▸ EXERCISE PROMPT
Give back all of the data verbatim.

▸ Data records
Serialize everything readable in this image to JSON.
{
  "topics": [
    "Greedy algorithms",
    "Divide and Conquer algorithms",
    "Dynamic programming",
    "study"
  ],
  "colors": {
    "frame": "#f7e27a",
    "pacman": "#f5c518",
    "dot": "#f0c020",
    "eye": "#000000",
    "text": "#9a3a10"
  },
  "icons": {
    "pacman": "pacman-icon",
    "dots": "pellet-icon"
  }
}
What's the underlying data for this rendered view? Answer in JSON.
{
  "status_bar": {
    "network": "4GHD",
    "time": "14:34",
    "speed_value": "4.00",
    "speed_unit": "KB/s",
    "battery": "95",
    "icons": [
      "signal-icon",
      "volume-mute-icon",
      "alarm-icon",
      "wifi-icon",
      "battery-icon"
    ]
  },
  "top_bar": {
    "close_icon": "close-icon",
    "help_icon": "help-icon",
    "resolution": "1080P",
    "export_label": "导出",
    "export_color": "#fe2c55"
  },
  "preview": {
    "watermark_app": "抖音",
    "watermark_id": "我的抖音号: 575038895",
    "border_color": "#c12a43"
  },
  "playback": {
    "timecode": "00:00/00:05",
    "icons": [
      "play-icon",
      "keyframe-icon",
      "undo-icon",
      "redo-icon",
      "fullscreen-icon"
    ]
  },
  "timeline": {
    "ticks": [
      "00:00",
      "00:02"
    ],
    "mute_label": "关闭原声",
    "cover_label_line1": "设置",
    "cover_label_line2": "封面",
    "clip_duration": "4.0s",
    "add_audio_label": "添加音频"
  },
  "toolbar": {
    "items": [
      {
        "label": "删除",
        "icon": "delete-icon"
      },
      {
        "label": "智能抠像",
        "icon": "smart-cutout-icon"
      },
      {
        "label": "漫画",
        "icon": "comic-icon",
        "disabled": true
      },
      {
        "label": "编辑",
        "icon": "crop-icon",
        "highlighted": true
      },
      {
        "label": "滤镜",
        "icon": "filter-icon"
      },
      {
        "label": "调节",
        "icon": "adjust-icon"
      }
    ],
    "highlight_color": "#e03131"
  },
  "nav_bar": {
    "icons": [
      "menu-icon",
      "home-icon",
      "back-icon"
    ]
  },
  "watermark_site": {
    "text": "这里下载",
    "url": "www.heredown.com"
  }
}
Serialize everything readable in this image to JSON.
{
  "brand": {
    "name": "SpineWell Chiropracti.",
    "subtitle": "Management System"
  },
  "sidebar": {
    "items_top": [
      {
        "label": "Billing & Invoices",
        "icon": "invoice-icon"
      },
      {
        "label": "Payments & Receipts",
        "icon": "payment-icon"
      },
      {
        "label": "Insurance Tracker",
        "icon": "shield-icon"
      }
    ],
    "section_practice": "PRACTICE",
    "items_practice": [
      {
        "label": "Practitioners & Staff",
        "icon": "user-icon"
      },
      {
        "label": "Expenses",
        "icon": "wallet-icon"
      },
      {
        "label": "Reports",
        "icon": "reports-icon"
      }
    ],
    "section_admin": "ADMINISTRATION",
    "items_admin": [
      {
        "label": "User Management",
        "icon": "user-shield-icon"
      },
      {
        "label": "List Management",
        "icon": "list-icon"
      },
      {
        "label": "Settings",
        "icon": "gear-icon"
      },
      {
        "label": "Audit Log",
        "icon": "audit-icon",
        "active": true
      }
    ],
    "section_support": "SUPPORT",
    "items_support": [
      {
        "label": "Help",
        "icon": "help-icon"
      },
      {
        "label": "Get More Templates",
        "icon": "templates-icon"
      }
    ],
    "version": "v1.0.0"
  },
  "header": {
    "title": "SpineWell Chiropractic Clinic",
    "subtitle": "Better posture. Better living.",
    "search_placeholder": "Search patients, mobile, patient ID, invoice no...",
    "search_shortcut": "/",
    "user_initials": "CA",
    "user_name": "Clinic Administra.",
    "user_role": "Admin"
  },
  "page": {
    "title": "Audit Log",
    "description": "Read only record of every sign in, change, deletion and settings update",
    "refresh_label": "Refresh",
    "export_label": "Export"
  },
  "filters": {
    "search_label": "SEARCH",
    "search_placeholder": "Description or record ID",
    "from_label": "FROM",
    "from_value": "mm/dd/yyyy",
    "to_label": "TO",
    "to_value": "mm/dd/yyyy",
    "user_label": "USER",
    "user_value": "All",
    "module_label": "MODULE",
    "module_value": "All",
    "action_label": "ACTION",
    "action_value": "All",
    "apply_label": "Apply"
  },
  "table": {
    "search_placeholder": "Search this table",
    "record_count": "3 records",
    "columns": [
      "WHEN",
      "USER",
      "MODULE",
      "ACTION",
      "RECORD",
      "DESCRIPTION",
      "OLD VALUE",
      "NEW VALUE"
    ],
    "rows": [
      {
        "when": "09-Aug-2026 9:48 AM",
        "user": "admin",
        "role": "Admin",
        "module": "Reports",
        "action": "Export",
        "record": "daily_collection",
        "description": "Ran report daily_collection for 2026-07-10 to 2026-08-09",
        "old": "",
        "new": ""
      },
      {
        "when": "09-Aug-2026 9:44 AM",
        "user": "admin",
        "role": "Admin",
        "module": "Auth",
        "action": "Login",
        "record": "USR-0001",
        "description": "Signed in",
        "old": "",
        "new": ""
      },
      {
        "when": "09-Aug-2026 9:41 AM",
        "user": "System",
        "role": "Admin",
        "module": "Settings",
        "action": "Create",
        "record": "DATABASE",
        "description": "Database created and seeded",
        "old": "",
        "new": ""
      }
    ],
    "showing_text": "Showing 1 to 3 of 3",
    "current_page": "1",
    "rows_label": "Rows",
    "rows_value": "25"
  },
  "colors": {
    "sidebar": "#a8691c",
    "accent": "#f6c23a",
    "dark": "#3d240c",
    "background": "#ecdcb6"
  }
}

▸ YOUR SOLUTION
Serialize everything readable in this image to JSON.
{
  "topics": [
    "Greedy algorithms",
    "Divide and Conquer algorithms",
    "Dynamic programming",
    "study"
  ],
  "colors": {
    "frame": "#f7e27a",
    "pacman": "#f5c518",
    "dot": "#f0c020",
    "eye": "#000000",
    "text": "#9a3a10"
  },
  "icons": {
    "pacman": "pacman-icon",
    "dots": "pellet-icon"
  }
}
What's the underlying data for this rendered view? Answer in JSON.
{
  "status_bar": {
    "network": "4GHD",
    "time": "14:34",
    "speed_value": "4.00",
    "speed_unit": "KB/s",
    "battery": "95",
    "icons": [
      "signal-icon",
      "volume-mute-icon",
      "alarm-icon",
      "wifi-icon",
      "battery-icon"
    ]
  },
  "top_bar": {
    "close_icon": "close-icon",
    "help_icon": "help-icon",
    "resolution": "1080P",
    "export_label": "导出",
    "export_color": "#fe2c55"
  },
  "preview": {
    "watermark_app": "抖音",
    "watermark_id": "我的抖音号: 575038895",
    "border_color": "#c12a43"
  },
  "playback": {
    "timecode": "00:00/00:05",
    "icons": [
      "play-icon",
      "keyframe-icon",
      "undo-icon",
      "redo-icon",
      "fullscreen-icon"
    ]
  },
  "timeline": {
    "ticks": [
      "00:00",
      "00:02"
    ],
    "mute_label": "关闭原声",
    "cover_label_line1": "设置",
    "cover_label_line2": "封面",
    "clip_duration": "4.0s",
    "add_audio_label": "添加音频"
  },
  "toolbar": {
    "items": [
      {
        "label": "删除",
        "icon": "delete-icon"
      },
      {
        "label": "智能抠像",
        "icon": "smart-cutout-icon"
      },
      {
        "label": "漫画",
        "icon": "comic-icon",
        "disabled": true
      },
      {
        "label": "编辑",
        "icon": "crop-icon",
        "highlighted": true
      },
      {
        "label": "滤镜",
        "icon": "filter-icon"
      },
      {
        "label": "调节",
        "icon": "adjust-icon"
      }
    ],
    "highlight_color": "#e03131"
  },
  "nav_bar": {
    "icons": [
      "menu-icon",
      "home-icon",
      "back-icon"
    ]
  },
  "watermark_site": {
    "text": "这里下载",
    "url": "www.heredown.com"
  }
}
Serialize everything readable in this image to JSON.
{
  "brand": {
    "name": "SpineWell Chiropracti.",
    "subtitle": "Management System"
  },
  "sidebar": {
    "items_top": [
      {
        "label": "Billing & Invoices",
        "icon": "invoice-icon"
      },
      {
        "label": "Payments & Receipts",
        "icon": "payment-icon"
      },
      {
        "label": "Insurance Tracker",
        "icon": "shield-icon"
      }
    ],
    "section_practice": "PRACTICE",
    "items_practice": [
      {
        "label": "Practitioners & Staff",
        "icon": "user-icon"
      },
      {
        "label": "Expenses",
        "icon": "wallet-icon"
      },
      {
        "label": "Reports",
        "icon": "reports-icon"
      }
    ],
    "section_admin": "ADMINISTRATION",
    "items_admin": [
      {
        "label": "User Management",
        "icon": "user-shield-icon"
      },
      {
        "label": "List Management",
        "icon": "list-icon"
      },
      {
        "label": "Settings",
        "icon": "gear-icon"
      },
      {
        "label": "Audit Log",
        "icon": "audit-icon",
        "active": true
      }
    ],
    "section_support": "SUPPORT",
    "items_support": [
      {
        "label": "Help",
        "icon": "help-icon"
      },
      {
        "label": "Get More Templates",
        "icon": "templates-icon"
      }
    ],
    "version": "v1.0.0"
  },
  "header": {
    "title": "SpineWell Chiropractic Clinic",
    "subtitle": "Better posture. Better living.",
    "search_placeholder": "Search patients, mobile, patient ID, invoice no...",
    "search_shortcut": "/",
    "user_initials": "CA",
    "user_name": "Clinic Administra.",
    "user_role": "Admin"
  },
  "page": {
    "title": "Audit Log",
    "description": "Read only record of every sign in, change, deletion and settings update",
    "refresh_label": "Refresh",
    "export_label": "Export"
  },
  "filters": {
    "search_label": "SEARCH",
    "search_placeholder": "Description or record ID",
    "from_label": "FROM",
    "from_value": "mm/dd/yyyy",
    "to_label": "TO",
    "to_value": "mm/dd/yyyy",
    "user_label": "USER",
    "user_value": "All",
    "module_label": "MODULE",
    "module_value": "All",
    "action_label": "ACTION",
    "action_value": "All",
    "apply_label": "Apply"
  },
  "table": {
    "search_placeholder": "Search this table",
    "record_count": "3 records",
    "columns": [
      "WHEN",
      "USER",
      "MODULE",
      "ACTION",
      "RECORD",
      "DESCRIPTION",
      "OLD VALUE",
      "NEW VALUE"
    ],
    "rows": [
      {
        "when": "09-Aug-2026 9:48 AM",
        "user": "admin",
        "role": "Admin",
        "module": "Reports",
        "action": "Export",
        "record": "daily_collection",
        "description": "Ran report daily_collection for 2026-07-10 to 2026-08-09",
        "old": "",
        "new": ""
      },
      {
        "when": "09-Aug-2026 9:44 AM",
        "user": "admin",
        "role": "Admin",
        "module": "Auth",
        "action": "Login",
        "record": "USR-0001",
        "description": "Signed in",
        "old": "",
        "new": ""
      },
      {
        "when": "09-Aug-2026 9:41 AM",
        "user": "System",
        "role": "Admin",
        "module": "Settings",
        "action": "Create",
        "record": "DATABASE",
        "description": "Database created and seeded",
        "old": "",
        "new": ""
      }
    ],
    "showing_text": "Showing 1 to 3 of 3",
    "current_page": "1",
    "rows_label": "Rows",
    "rows_value": "25"
  },
  "colors": {
    "sidebar": "#a8691c",
    "accent": "#f6c23a",
    "dark": "#3d240c",
    "background": "#ecdcb6"
  }
}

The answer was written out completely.